EXERCISE INSTRUCTIONS
In your copy, include every line of the records exactly and no picture at all.

STORED DATA

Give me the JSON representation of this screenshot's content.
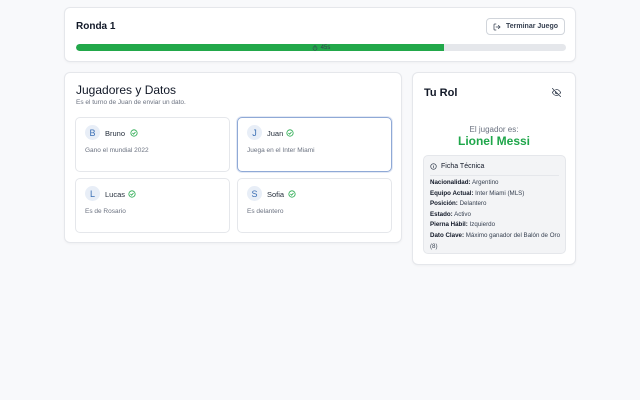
{
  "round": {
    "title": "Ronda 1",
    "end_label": "Terminar Juego",
    "progress_percent": 75,
    "progress_label": "45s"
  },
  "players_panel": {
    "title": "Jugadores y Datos",
    "subtitle": "Es el turno de Juan de enviar un dato.",
    "players": [
      {
        "initial": "B",
        "name": "Bruno",
        "clue": "Gano el mundial 2022",
        "active": false
      },
      {
        "initial": "J",
        "name": "Juan",
        "clue": "Juega en el Inter Miami",
        "active": true
      },
      {
        "initial": "L",
        "name": "Lucas",
        "clue": "Es de Rosario",
        "active": false
      },
      {
        "initial": "S",
        "name": "Sofia",
        "clue": "Es delantero",
        "active": false
      }
    ]
  },
  "role": {
    "title": "Tu Rol",
    "prefix": "El jugador es:",
    "player_name": "Lionel Messi",
    "sheet_title": "Ficha Técnica",
    "sheet": [
      {
        "label": "Nacionalidad:",
        "value": "Argentino"
      },
      {
        "label": "Equipo Actual:",
        "value": "Inter Miami (MLS)"
      },
      {
        "label": "Posición:",
        "value": "Delantero"
      },
      {
        "label": "Estado:",
        "value": "Activo"
      },
      {
        "label": "Pierna Hábil:",
        "value": "Izquierdo"
      },
      {
        "label": "Dato Clave:",
        "value": "Máximo ganador del Balón de Oro (8)"
      }
    ]
  },
  "colors": {
    "accent_green": "#22a84a",
    "active_border": "#8fa9d6",
    "avatar_text": "#3b6fb5"
  },
  "icons": {
    "end": "logout-icon",
    "timer": "timer-icon",
    "check": "check-circle-icon",
    "hide": "eye-off-icon",
    "info": "info-icon"
  }
}
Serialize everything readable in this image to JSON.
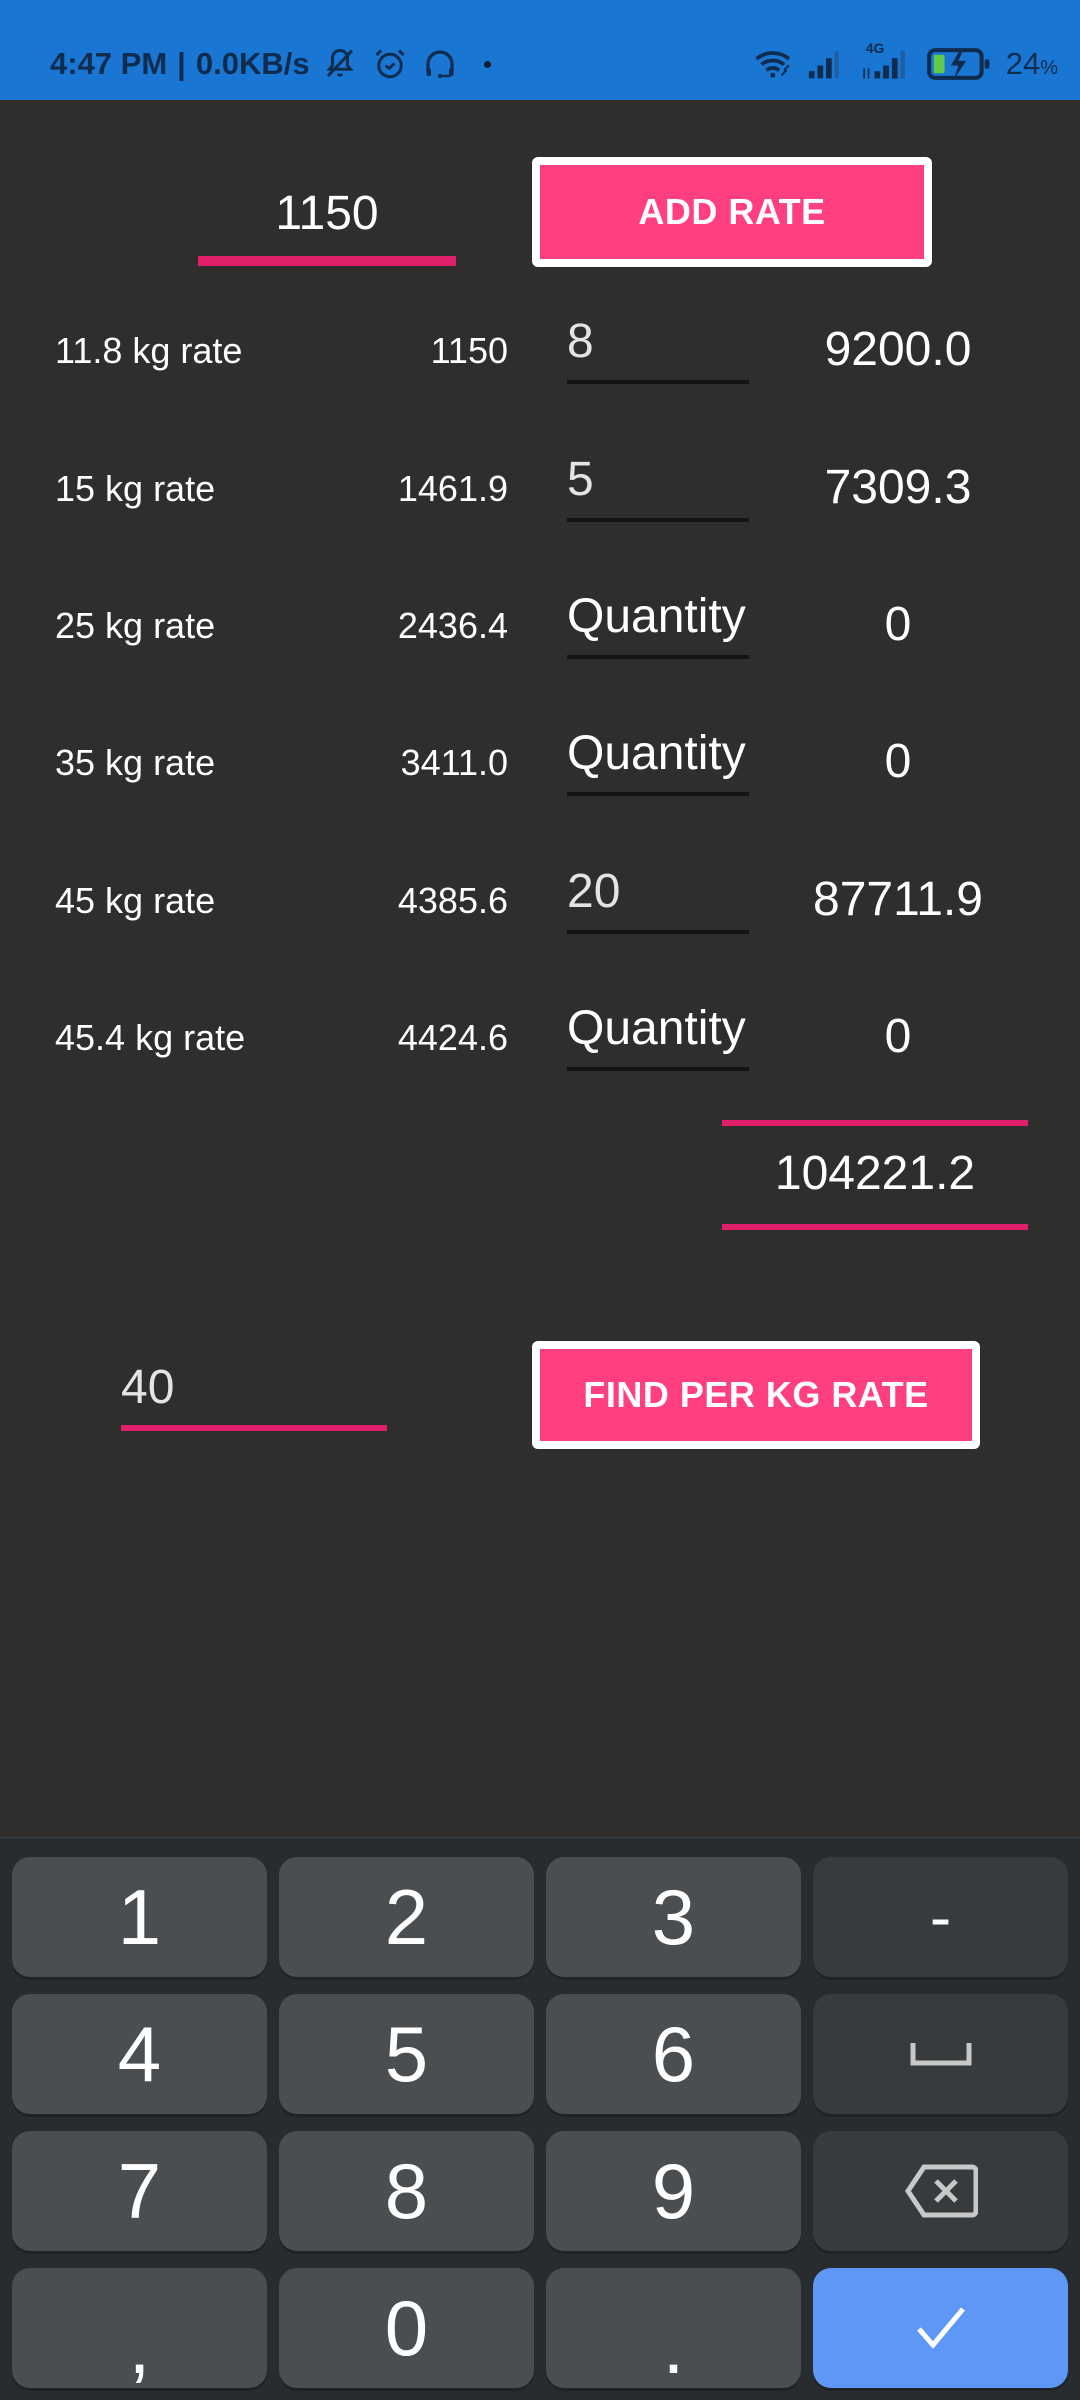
{
  "status_bar": {
    "time": "4:47 PM",
    "separator": "|",
    "net_speed": "0.0KB/s",
    "left_icons": [
      "bell-muted-icon",
      "alarm-icon",
      "headset-icon",
      "dot-indicator"
    ],
    "right_icons": [
      "wifi-icon",
      "signal-sim1-icon",
      "signal-4g-icon",
      "battery-charging-icon"
    ],
    "network_type": "4G",
    "battery_percent": "24",
    "battery_percent_sign": "%",
    "battery_level": 0.24
  },
  "rate_input": {
    "value": "1150"
  },
  "add_rate_button": {
    "label": "ADD RATE"
  },
  "rows": [
    {
      "label": "11.8 kg rate",
      "rate": "1150",
      "quantity": "8",
      "quantity_is_hint": false,
      "amount": "9200.0"
    },
    {
      "label": "15 kg rate",
      "rate": "1461.9",
      "quantity": "5",
      "quantity_is_hint": false,
      "amount": "7309.3"
    },
    {
      "label": "25 kg rate",
      "rate": "2436.4",
      "quantity": "Quantity",
      "quantity_is_hint": true,
      "amount": "0"
    },
    {
      "label": "35 kg rate",
      "rate": "3411.0",
      "quantity": "Quantity",
      "quantity_is_hint": true,
      "amount": "0"
    },
    {
      "label": "45 kg rate",
      "rate": "4385.6",
      "quantity": "20",
      "quantity_is_hint": false,
      "amount": "87711.9"
    },
    {
      "label": "45.4 kg rate",
      "rate": "4424.6",
      "quantity": "Quantity",
      "quantity_is_hint": true,
      "amount": "0"
    }
  ],
  "total": {
    "value": "104221.2"
  },
  "kg_input": {
    "value": "40"
  },
  "find_button": {
    "label": "FIND PER KG RATE"
  },
  "keyboard": {
    "keys": [
      {
        "label": "1",
        "type": "digit"
      },
      {
        "label": "2",
        "type": "digit"
      },
      {
        "label": "3",
        "type": "digit"
      },
      {
        "label": "-",
        "type": "fn",
        "name": "minus-key"
      },
      {
        "label": "4",
        "type": "digit"
      },
      {
        "label": "5",
        "type": "digit"
      },
      {
        "label": "6",
        "type": "digit"
      },
      {
        "label": "",
        "type": "fn",
        "name": "space-key",
        "icon": "space-icon"
      },
      {
        "label": "7",
        "type": "digit"
      },
      {
        "label": "8",
        "type": "digit"
      },
      {
        "label": "9",
        "type": "digit"
      },
      {
        "label": "",
        "type": "fn",
        "name": "backspace-key",
        "icon": "backspace-icon"
      },
      {
        "label": ",",
        "type": "digit",
        "name": "comma-key"
      },
      {
        "label": "0",
        "type": "digit"
      },
      {
        "label": ".",
        "type": "digit",
        "name": "period-key"
      },
      {
        "label": "",
        "type": "ok",
        "name": "done-key",
        "icon": "check-icon"
      }
    ]
  },
  "colors": {
    "status_bar": "#1976d2",
    "background": "#302e2c",
    "accent_pink": "#ff3f7f",
    "underline_pink": "#e0206a",
    "keyboard_bg": "#292c2f",
    "key_bg": "#4a4e51",
    "key_fn_bg": "#373b3d",
    "key_ok_bg": "#5e97f6"
  }
}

EXERCISE OUTPUT
Give me the JSON representation of this screenshot's content.
{
  "round": {
    "title": "Ronda 1",
    "end_label": "Terminar Juego",
    "progress_percent": 75,
    "progress_label": "45s"
  },
  "players_panel": {
    "title": "Jugadores y Datos",
    "subtitle": "Es el turno de Juan de enviar un dato.",
    "players": [
      {
        "initial": "B",
        "name": "Bruno",
        "clue": "Gano el mundial 2022",
        "active": false
      },
      {
        "initial": "J",
        "name": "Juan",
        "clue": "Juega en el Inter Miami",
        "active": true
      },
      {
        "initial": "L",
        "name": "Lucas",
        "clue": "Es de Rosario",
        "active": false
      },
      {
        "initial": "S",
        "name": "Sofia",
        "clue": "Es delantero",
        "active": false
      }
    ]
  },
  "role": {
    "title": "Tu Rol",
    "prefix": "El jugador es:",
    "player_name": "Lionel Messi",
    "sheet_title": "Ficha Técnica",
    "sheet": [
      {
        "label": "Nacionalidad:",
        "value": "Argentino"
      },
      {
        "label": "Equipo Actual:",
        "value": "Inter Miami (MLS)"
      },
      {
        "label": "Posición:",
        "value": "Delantero"
      },
      {
        "label": "Estado:",
        "value": "Activo"
      },
      {
        "label": "Pierna Hábil:",
        "value": "Izquierdo"
      },
      {
        "label": "Dato Clave:",
        "value": "Máximo ganador del Balón de Oro (8)"
      }
    ]
  },
  "colors": {
    "accent_green": "#22a84a",
    "active_border": "#8fa9d6",
    "avatar_text": "#3b6fb5"
  },
  "icons": {
    "end": "logout-icon",
    "timer": "timer-icon",
    "check": "check-circle-icon",
    "hide": "eye-off-icon",
    "info": "info-icon"
  }
}
Serialize everything readable in this image to JSON.
{
  "status_bar": {
    "time": "4:47 PM",
    "separator": "|",
    "net_speed": "0.0KB/s",
    "left_icons": [
      "bell-muted-icon",
      "alarm-icon",
      "headset-icon",
      "dot-indicator"
    ],
    "right_icons": [
      "wifi-icon",
      "signal-sim1-icon",
      "signal-4g-icon",
      "battery-charging-icon"
    ],
    "network_type": "4G",
    "battery_percent": "24",
    "battery_percent_sign": "%",
    "battery_level": 0.24
  },
  "rate_input": {
    "value": "1150"
  },
  "add_rate_button": {
    "label": "ADD RATE"
  },
  "rows": [
    {
      "label": "11.8 kg rate",
      "rate": "1150",
      "quantity": "8",
      "quantity_is_hint": false,
      "amount": "9200.0"
    },
    {
      "label": "15 kg rate",
      "rate": "1461.9",
      "quantity": "5",
      "quantity_is_hint": false,
      "amount": "7309.3"
    },
    {
      "label": "25 kg rate",
      "rate": "2436.4",
      "quantity": "Quantity",
      "quantity_is_hint": true,
      "amount": "0"
    },
    {
      "label": "35 kg rate",
      "rate": "3411.0",
      "quantity": "Quantity",
      "quantity_is_hint": true,
      "amount": "0"
    },
    {
      "label": "45 kg rate",
      "rate": "4385.6",
      "quantity": "20",
      "quantity_is_hint": false,
      "amount": "87711.9"
    },
    {
      "label": "45.4 kg rate",
      "rate": "4424.6",
      "quantity": "Quantity",
      "quantity_is_hint": true,
      "amount": "0"
    }
  ],
  "total": {
    "value": "104221.2"
  },
  "kg_input": {
    "value": "40"
  },
  "find_button": {
    "label": "FIND PER KG RATE"
  },
  "keyboard": {
    "keys": [
      {
        "label": "1",
        "type": "digit"
      },
      {
        "label": "2",
        "type": "digit"
      },
      {
        "label": "3",
        "type": "digit"
      },
      {
        "label": "-",
        "type": "fn",
        "name": "minus-key"
      },
      {
        "label": "4",
        "type": "digit"
      },
      {
        "label": "5",
        "type": "digit"
      },
      {
        "label": "6",
        "type": "digit"
      },
      {
        "label": "",
        "type": "fn",
        "name": "space-key",
        "icon": "space-icon"
      },
      {
        "label": "7",
        "type": "digit"
      },
      {
        "label": "8",
        "type": "digit"
      },
      {
        "label": "9",
        "type": "digit"
      },
      {
        "label": "",
        "type": "fn",
        "name": "backspace-key",
        "icon": "backspace-icon"
      },
      {
        "label": ",",
        "type": "digit",
        "name": "comma-key"
      },
      {
        "label": "0",
        "type": "digit"
      },
      {
        "label": ".",
        "type": "digit",
        "name": "period-key"
      },
      {
        "label": "",
        "type": "ok",
        "name": "done-key",
        "icon": "check-icon"
      }
    ]
  },
  "colors": {
    "status_bar": "#1976d2",
    "background": "#302e2c",
    "accent_pink": "#ff3f7f",
    "underline_pink": "#e0206a",
    "keyboard_bg": "#292c2f",
    "key_bg": "#4a4e51",
    "key_fn_bg": "#373b3d",
    "key_ok_bg": "#5e97f6"
  }
}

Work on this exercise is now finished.